Exercise objective:
Across the entries that follow, count each line holding "name" and state the total alone.
[Provided information — start]
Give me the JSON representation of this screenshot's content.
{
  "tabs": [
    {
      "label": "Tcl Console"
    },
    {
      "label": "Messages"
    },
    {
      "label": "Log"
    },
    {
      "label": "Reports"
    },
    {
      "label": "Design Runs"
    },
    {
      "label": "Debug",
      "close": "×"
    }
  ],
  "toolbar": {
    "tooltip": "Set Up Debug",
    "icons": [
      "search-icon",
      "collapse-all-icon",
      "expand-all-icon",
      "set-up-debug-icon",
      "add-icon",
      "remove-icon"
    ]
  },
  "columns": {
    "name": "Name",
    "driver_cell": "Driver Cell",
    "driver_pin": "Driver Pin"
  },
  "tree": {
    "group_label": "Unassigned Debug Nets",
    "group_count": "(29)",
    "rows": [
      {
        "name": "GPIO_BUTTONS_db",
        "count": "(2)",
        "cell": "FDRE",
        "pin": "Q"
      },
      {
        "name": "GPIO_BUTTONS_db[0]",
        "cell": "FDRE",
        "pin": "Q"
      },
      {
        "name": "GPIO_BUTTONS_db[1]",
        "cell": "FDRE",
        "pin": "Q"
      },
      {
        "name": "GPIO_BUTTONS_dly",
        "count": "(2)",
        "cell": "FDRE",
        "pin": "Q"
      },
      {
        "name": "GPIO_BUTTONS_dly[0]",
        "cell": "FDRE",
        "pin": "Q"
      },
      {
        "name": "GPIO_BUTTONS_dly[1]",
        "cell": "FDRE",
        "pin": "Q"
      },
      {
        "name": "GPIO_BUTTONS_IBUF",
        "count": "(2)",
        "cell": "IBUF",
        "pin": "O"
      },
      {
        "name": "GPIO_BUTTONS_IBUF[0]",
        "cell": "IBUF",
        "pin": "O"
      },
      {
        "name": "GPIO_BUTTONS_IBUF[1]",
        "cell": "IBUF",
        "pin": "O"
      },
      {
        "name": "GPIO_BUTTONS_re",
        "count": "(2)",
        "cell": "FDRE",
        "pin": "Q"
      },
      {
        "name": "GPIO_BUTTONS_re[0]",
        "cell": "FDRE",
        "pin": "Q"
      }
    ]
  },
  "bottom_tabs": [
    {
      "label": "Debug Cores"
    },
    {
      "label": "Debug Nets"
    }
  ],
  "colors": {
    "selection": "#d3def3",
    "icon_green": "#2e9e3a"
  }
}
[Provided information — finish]
Result of the task:
12